Connecting with your community to offer programs that interest them is a great way to demonstrate that your club genuinely cares about fulfilling the fitness aspirations of community members, but it is often challenging to determine what type of program is best suited to your club and your members. 

To help club owners and staff overcome this obstacle, Cathleen Garner, childcare and camp director at The Claremont Club, led a discussion at IHRSA 2016 on building “Programs with a Purpose: Implementing Successful Programs for Your Club & Community.” Throughout the presentation, attendees were able to share their innovative ideas on community outreach programs, learn from suggestions made by their peers, and gain insight on how to successfully implement these types of programs. 

During the session, attendees were tasked with answering three questions to help them determine the best community program offerings for their individual clubs: 

1. What is the best class offering for my community and my club? 

Consider your community. What are their needs? Would they rather work out in a group setting or participate in a more intimate personal training session? How many times a week or month would be best for them? 

Now consider your club. What are you hoping to accomplish by creating a new program? Are you looking to increase revenue, retention, or member satisfaction? Does your club have the necessary amenities to implement the program that you are considering? These are all questions that should be answered before you commit to a program.  

2. What is the purpose of the program I want to create? What do I want the end results to be? 

The purpose of your program defines the components of your program and informs who your participants will be. That being said, all programs have varying goals that appeal to different members, so there are many options to consider. 

For example, are you looking to help participants lose weight? Increase quality of life? Be less sedentary? Feel less stressed? Overcome chronic disease?  Try something outside of their comfort zone? All of the above? The possibilities are endless. 

3. What are opportunities that I can create from the crises that I’ve faced? 

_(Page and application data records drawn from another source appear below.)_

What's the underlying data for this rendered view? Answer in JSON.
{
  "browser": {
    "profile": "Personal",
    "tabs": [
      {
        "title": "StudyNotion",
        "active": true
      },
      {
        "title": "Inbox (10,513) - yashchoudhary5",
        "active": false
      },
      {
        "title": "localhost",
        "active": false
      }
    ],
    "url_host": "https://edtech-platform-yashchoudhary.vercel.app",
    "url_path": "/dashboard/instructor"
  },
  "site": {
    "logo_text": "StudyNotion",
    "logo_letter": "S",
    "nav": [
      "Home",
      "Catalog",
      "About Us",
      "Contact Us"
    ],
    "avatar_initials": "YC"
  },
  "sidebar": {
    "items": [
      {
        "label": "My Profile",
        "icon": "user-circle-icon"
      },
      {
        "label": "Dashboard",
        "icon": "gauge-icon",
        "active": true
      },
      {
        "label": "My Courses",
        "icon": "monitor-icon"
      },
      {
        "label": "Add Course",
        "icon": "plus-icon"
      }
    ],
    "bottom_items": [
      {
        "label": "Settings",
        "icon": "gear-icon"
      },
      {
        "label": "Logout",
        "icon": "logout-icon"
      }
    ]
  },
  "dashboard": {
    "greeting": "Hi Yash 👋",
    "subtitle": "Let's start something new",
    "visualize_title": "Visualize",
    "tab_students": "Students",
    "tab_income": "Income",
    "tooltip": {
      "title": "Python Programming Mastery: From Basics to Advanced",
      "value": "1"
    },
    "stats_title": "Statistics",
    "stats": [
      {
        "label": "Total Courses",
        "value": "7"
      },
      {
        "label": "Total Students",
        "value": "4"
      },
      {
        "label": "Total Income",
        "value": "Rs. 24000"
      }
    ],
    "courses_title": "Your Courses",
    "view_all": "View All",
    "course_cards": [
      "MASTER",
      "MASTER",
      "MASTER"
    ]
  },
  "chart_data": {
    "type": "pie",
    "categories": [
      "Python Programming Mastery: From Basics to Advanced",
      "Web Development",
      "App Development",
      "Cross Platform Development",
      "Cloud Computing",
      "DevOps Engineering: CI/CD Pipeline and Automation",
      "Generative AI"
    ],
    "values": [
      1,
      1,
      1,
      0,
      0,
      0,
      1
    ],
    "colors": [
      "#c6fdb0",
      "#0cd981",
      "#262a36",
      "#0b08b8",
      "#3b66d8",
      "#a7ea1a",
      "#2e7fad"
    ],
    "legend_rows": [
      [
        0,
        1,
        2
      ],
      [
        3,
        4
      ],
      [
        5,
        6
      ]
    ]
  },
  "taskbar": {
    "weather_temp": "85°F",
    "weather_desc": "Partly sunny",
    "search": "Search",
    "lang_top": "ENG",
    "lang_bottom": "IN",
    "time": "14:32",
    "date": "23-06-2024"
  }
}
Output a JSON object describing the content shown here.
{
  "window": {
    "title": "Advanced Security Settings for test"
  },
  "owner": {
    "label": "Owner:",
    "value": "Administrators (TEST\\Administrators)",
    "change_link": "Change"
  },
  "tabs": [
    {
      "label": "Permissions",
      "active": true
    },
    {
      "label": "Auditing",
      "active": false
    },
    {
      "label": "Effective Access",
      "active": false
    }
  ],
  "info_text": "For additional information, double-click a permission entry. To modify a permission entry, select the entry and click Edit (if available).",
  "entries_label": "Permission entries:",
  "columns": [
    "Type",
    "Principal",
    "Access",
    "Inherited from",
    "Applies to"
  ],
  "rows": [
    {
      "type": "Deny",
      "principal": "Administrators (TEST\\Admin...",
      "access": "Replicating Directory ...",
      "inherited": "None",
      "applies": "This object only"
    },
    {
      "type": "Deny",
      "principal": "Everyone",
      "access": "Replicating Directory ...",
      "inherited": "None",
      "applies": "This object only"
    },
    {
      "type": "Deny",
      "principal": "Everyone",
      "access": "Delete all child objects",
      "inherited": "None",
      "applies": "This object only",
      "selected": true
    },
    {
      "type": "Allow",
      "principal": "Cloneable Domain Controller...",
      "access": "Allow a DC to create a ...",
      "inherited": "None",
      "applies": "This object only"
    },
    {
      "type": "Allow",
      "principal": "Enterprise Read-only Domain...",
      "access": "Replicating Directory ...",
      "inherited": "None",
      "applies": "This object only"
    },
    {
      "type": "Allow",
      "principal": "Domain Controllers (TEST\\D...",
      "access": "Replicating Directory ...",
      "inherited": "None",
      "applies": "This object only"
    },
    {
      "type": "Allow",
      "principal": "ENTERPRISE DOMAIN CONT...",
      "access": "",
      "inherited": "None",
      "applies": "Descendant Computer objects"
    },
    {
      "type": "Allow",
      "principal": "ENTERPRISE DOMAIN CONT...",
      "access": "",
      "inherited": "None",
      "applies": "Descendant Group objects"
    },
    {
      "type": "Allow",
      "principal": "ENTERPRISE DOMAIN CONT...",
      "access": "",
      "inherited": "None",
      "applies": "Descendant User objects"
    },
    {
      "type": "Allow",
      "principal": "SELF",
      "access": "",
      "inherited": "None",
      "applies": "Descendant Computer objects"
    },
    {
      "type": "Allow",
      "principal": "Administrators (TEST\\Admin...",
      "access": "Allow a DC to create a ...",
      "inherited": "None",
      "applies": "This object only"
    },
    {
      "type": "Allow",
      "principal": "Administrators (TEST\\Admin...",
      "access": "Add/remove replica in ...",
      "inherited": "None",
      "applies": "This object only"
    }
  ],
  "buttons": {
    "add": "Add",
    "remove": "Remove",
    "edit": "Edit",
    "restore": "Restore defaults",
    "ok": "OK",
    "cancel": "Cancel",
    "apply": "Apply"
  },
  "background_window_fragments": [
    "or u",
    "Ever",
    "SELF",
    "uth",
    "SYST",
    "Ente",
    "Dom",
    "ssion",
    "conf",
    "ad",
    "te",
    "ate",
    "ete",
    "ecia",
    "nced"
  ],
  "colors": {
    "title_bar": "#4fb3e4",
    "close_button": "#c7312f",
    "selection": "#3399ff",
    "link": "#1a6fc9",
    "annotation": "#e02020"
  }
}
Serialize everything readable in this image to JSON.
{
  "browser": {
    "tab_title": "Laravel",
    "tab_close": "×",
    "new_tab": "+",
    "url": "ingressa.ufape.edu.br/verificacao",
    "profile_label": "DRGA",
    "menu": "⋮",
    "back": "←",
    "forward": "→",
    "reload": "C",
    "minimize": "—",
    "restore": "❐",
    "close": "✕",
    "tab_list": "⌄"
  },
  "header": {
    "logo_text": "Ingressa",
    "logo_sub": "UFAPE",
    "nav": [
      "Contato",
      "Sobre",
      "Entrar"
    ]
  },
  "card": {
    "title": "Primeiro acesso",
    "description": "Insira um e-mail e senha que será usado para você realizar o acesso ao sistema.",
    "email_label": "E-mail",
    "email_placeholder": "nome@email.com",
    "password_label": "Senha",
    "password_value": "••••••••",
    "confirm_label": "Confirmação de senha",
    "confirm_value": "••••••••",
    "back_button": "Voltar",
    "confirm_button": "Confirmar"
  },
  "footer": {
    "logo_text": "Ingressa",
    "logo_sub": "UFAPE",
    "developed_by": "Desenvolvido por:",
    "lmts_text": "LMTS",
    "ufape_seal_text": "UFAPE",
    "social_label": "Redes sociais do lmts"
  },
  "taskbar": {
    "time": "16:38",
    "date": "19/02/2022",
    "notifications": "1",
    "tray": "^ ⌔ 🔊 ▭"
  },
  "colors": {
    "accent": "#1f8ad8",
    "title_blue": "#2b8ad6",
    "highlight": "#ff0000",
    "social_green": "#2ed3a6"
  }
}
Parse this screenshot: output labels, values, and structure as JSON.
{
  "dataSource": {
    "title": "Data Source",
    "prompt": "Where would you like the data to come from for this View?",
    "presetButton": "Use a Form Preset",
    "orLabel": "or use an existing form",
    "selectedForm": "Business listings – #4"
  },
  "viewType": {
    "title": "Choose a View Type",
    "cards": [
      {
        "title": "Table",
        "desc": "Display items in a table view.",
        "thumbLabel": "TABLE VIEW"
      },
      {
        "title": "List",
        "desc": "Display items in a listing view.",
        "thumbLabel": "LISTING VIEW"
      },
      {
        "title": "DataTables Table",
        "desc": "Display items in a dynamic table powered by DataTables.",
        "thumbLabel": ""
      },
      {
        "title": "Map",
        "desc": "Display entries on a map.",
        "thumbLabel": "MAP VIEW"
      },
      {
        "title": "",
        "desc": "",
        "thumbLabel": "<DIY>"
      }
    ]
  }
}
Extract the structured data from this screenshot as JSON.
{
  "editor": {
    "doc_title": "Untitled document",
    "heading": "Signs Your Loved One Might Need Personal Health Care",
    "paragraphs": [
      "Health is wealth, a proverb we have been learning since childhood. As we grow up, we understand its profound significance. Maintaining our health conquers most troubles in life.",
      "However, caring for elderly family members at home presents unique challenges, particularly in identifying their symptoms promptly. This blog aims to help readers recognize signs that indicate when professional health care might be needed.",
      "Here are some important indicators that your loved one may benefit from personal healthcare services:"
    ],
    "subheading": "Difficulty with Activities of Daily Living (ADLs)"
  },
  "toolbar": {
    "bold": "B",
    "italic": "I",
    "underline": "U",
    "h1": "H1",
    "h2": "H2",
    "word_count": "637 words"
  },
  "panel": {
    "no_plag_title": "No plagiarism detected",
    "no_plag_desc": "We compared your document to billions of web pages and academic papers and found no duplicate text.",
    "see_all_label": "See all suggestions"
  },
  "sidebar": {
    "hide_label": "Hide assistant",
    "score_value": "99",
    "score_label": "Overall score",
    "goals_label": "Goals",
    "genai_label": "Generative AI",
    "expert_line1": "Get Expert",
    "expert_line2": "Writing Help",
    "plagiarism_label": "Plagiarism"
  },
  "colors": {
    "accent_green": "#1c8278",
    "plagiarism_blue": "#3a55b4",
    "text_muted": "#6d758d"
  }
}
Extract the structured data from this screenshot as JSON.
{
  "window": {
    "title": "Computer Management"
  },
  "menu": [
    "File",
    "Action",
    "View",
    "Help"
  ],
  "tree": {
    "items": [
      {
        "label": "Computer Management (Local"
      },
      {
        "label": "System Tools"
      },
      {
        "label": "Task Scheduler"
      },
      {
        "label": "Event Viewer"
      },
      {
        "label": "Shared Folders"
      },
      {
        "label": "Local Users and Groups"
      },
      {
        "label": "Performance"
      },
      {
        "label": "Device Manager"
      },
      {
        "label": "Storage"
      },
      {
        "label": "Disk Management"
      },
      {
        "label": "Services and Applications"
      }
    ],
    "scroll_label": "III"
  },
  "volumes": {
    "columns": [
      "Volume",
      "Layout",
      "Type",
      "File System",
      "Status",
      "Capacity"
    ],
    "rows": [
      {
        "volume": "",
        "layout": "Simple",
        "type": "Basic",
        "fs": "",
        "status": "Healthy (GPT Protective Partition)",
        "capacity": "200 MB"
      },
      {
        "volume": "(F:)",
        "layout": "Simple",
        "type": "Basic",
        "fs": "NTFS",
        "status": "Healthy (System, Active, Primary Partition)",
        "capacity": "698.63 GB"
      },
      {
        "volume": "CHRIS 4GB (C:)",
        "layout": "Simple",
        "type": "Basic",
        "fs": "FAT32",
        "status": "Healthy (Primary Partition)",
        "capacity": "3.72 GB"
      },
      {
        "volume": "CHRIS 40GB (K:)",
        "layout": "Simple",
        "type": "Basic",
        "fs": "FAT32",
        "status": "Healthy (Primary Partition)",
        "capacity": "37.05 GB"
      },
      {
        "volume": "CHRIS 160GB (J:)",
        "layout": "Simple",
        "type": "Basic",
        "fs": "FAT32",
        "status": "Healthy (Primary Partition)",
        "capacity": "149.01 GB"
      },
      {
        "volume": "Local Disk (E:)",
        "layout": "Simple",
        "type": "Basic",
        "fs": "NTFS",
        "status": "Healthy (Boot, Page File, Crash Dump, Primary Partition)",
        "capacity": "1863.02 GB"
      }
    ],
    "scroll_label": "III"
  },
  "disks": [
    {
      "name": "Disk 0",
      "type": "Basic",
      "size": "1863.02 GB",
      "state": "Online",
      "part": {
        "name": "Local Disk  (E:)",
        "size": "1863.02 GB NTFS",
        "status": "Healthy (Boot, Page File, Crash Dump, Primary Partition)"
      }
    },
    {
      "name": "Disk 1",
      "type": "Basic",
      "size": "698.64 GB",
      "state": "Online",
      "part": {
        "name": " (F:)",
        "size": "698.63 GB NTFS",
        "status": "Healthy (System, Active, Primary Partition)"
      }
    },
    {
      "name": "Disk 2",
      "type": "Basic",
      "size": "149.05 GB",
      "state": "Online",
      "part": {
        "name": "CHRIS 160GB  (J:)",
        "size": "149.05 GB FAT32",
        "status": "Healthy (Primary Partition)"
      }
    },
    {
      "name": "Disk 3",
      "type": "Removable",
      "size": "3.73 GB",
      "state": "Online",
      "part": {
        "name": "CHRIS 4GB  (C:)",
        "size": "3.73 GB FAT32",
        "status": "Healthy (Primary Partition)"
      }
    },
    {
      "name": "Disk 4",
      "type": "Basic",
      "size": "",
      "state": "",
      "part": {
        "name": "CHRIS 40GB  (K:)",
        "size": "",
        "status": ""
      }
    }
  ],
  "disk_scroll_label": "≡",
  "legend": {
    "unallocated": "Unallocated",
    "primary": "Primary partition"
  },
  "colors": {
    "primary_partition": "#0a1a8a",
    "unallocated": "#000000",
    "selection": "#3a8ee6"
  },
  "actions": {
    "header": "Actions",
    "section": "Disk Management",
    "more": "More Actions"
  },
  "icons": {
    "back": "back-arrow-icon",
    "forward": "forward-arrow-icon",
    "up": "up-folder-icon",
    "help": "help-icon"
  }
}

Running a health club can be challenging. There are many crises that must be averted and properly handled on a daily basis. The best way to come up with new programming ideas is to think about which problems or complaints that could’ve been more easily addressed if you had a program that helped you solve them.